> Required work
Within the lines below, find those that hold the string "screenshot" and copy each one.

========

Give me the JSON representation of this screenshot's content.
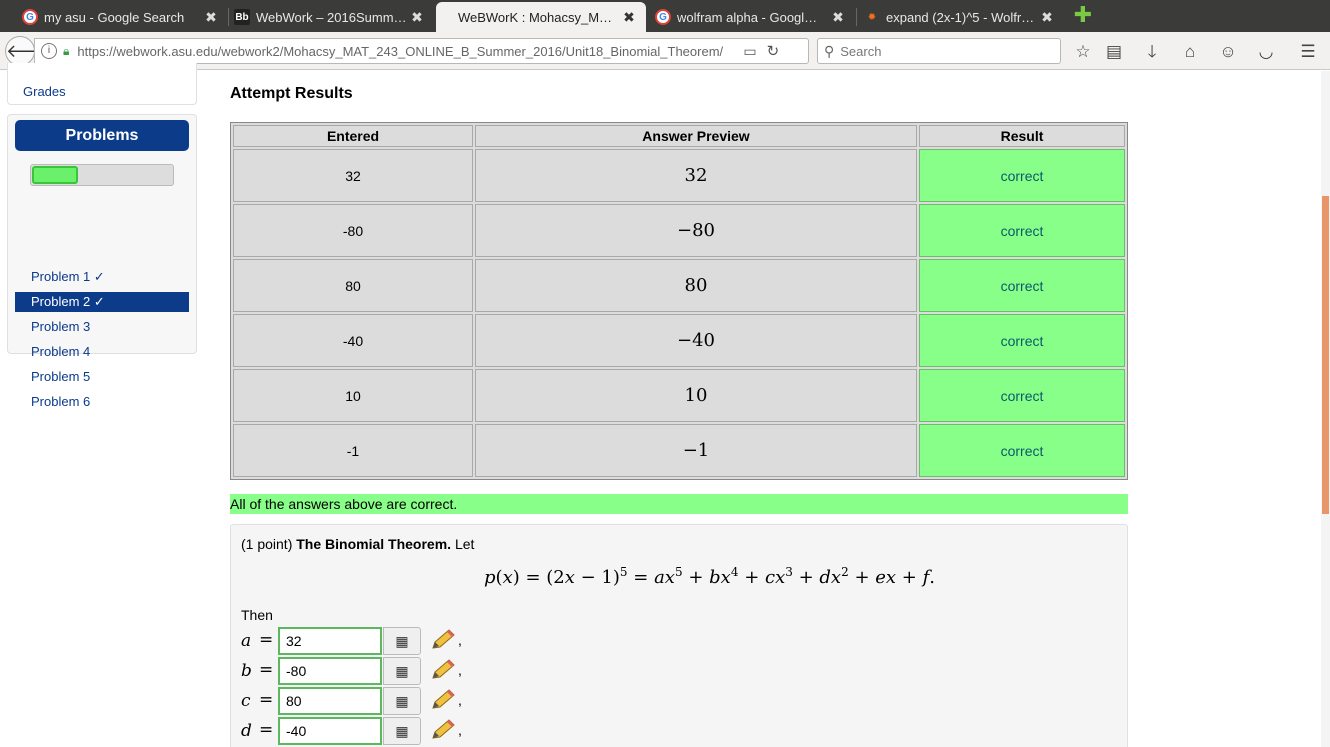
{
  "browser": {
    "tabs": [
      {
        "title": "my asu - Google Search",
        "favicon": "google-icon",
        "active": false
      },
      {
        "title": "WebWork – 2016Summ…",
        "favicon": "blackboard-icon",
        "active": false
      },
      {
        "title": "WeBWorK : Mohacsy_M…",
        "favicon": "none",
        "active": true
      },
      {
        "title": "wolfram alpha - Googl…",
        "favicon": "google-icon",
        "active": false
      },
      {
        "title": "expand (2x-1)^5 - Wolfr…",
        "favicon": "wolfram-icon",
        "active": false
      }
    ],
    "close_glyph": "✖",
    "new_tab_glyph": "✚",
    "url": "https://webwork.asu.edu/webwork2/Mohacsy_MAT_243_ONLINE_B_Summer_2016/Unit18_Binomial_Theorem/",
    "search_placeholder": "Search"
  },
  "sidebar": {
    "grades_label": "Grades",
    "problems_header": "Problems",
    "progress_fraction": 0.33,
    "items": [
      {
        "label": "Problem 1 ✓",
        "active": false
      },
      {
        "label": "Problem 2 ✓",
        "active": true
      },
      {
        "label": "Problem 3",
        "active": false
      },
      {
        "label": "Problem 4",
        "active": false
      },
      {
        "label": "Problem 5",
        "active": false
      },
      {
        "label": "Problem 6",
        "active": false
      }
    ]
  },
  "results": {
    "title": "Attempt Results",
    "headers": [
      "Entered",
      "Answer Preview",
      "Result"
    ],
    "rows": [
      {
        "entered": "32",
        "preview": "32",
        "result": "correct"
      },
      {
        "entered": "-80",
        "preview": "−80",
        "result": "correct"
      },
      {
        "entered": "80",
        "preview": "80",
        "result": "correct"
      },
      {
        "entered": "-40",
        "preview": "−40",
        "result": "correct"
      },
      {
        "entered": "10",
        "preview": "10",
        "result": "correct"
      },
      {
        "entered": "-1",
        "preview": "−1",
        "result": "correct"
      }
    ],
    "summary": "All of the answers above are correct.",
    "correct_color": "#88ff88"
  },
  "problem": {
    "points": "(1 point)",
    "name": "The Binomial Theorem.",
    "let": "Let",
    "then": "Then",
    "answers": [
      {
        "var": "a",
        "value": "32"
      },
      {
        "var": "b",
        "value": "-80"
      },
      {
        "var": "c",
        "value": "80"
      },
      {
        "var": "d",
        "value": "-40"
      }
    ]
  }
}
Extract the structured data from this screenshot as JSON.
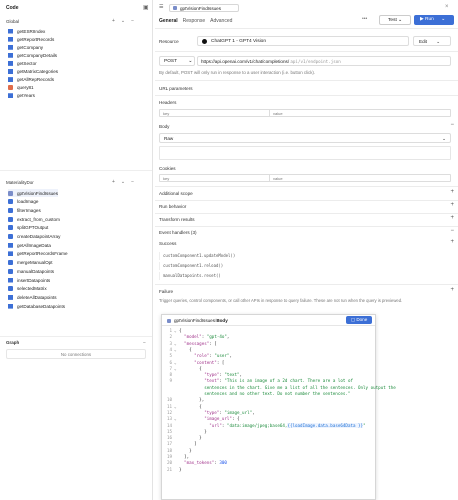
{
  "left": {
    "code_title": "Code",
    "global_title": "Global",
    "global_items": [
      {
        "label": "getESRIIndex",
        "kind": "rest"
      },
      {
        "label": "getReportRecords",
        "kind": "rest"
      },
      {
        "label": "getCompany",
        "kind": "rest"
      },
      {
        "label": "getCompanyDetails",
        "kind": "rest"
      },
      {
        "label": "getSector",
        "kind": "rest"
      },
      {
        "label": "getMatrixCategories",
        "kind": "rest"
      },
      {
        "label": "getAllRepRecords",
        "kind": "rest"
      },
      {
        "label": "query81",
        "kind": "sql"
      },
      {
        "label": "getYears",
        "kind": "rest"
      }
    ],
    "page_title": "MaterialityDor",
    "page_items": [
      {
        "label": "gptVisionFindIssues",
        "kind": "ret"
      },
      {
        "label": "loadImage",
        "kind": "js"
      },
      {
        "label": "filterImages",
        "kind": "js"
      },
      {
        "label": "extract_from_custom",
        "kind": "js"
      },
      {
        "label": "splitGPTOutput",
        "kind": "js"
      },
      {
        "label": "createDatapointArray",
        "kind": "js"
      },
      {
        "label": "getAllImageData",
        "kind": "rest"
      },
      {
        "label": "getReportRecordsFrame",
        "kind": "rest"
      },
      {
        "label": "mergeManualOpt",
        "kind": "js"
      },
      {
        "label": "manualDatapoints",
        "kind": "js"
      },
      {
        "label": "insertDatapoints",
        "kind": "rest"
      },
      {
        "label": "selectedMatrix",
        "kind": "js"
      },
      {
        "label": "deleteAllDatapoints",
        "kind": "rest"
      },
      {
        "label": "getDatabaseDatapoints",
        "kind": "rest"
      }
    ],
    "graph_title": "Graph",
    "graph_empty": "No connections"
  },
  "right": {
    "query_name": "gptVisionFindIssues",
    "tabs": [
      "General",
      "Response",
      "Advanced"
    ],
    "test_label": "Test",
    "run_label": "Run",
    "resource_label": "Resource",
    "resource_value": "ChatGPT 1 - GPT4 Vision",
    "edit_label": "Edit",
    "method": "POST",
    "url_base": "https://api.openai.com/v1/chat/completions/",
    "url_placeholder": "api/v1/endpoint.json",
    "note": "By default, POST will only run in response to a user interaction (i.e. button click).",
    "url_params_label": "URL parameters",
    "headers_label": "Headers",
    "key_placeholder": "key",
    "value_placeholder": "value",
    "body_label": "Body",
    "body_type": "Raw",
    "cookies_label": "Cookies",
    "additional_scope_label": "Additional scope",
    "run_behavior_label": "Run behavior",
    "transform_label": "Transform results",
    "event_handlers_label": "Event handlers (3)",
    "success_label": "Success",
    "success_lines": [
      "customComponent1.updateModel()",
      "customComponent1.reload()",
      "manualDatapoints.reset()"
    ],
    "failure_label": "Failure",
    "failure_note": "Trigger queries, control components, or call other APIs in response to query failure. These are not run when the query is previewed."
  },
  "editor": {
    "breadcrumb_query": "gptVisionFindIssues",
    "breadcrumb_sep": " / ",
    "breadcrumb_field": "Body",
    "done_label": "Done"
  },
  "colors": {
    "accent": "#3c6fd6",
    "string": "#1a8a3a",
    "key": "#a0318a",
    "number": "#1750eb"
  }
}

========

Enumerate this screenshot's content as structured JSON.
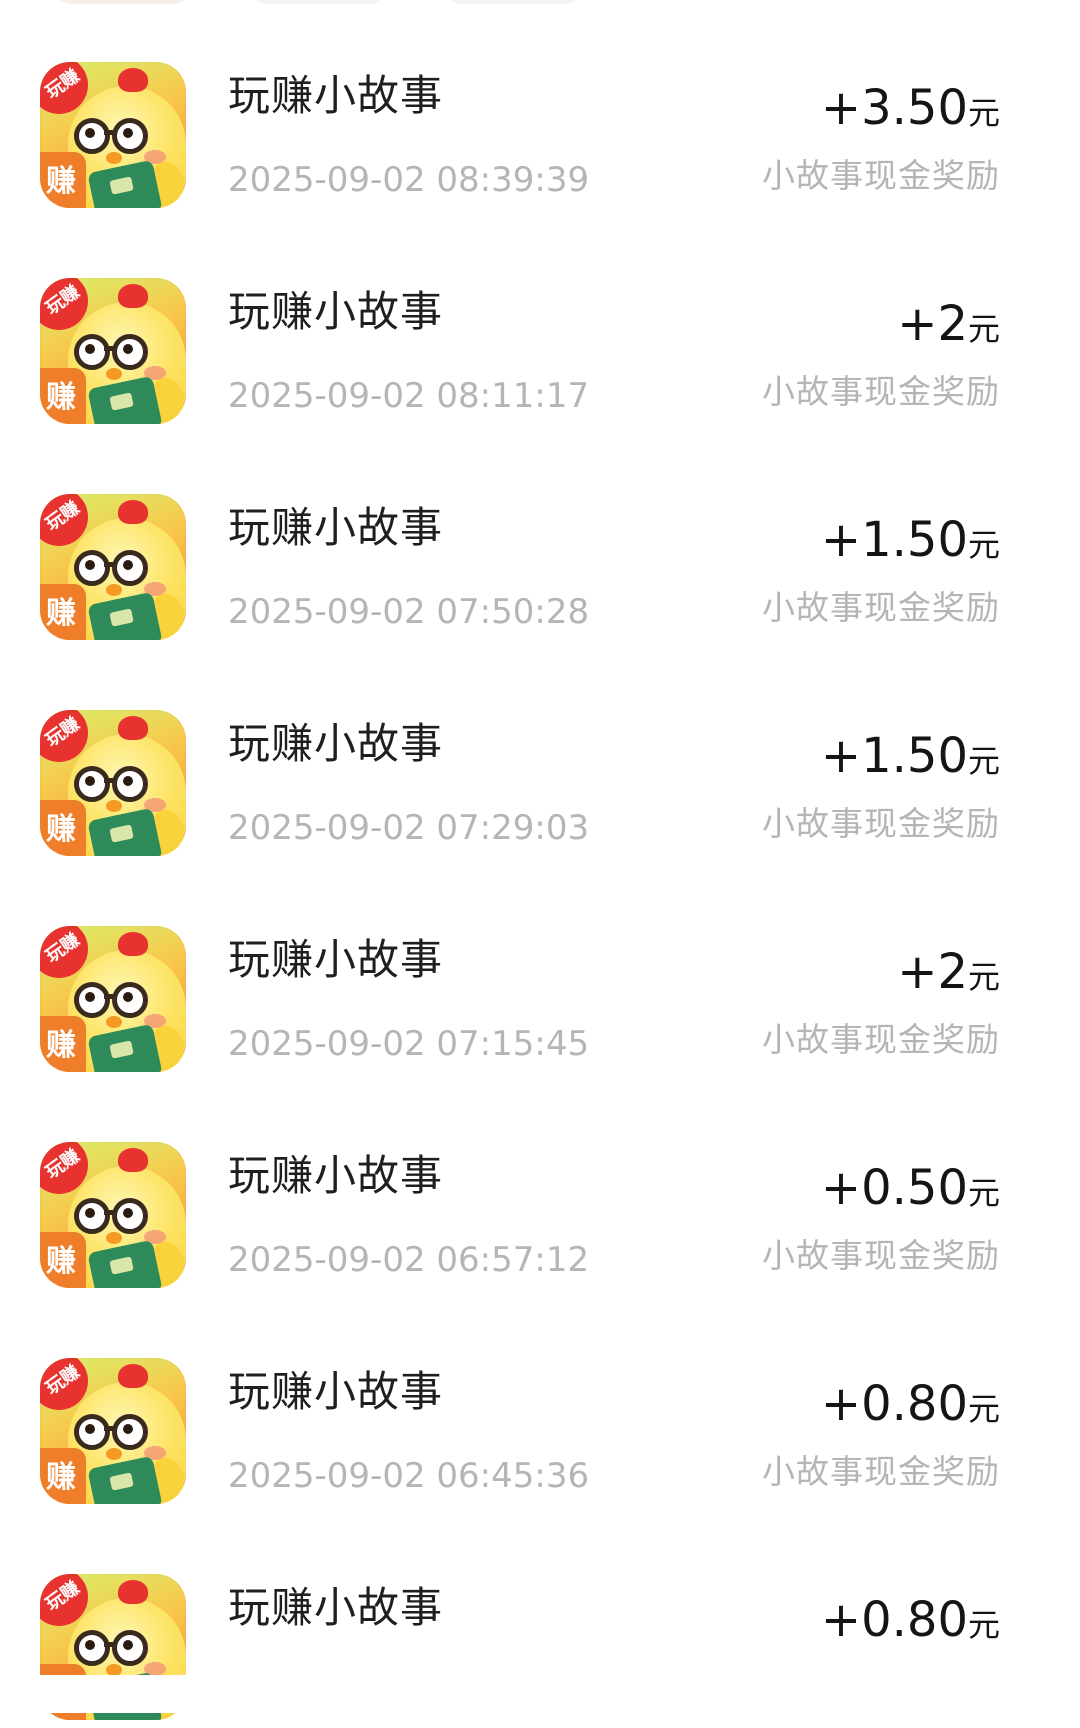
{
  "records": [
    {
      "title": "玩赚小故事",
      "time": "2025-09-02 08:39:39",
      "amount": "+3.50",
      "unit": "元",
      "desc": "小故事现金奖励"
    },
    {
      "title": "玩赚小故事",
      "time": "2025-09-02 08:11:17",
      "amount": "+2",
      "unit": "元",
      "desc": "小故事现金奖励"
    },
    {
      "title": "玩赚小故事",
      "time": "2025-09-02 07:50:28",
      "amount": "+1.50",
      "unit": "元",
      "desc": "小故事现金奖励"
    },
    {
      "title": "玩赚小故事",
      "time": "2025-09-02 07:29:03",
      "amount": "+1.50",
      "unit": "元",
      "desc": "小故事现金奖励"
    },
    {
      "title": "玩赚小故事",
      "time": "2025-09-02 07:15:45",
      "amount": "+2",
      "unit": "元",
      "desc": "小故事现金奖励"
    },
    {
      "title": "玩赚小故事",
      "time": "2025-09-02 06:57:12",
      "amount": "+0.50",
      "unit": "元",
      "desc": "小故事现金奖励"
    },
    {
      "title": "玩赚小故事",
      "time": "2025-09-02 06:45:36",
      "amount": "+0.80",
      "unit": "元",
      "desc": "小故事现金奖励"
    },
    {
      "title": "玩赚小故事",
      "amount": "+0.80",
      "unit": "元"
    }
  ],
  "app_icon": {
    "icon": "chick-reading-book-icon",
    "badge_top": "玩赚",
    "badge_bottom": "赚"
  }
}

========

> Response to this task
Give me the JSON representation of this screenshot's content.
Extract the structured data from this screenshot as JSON.
Enumerate this screenshot's content as structured JSON.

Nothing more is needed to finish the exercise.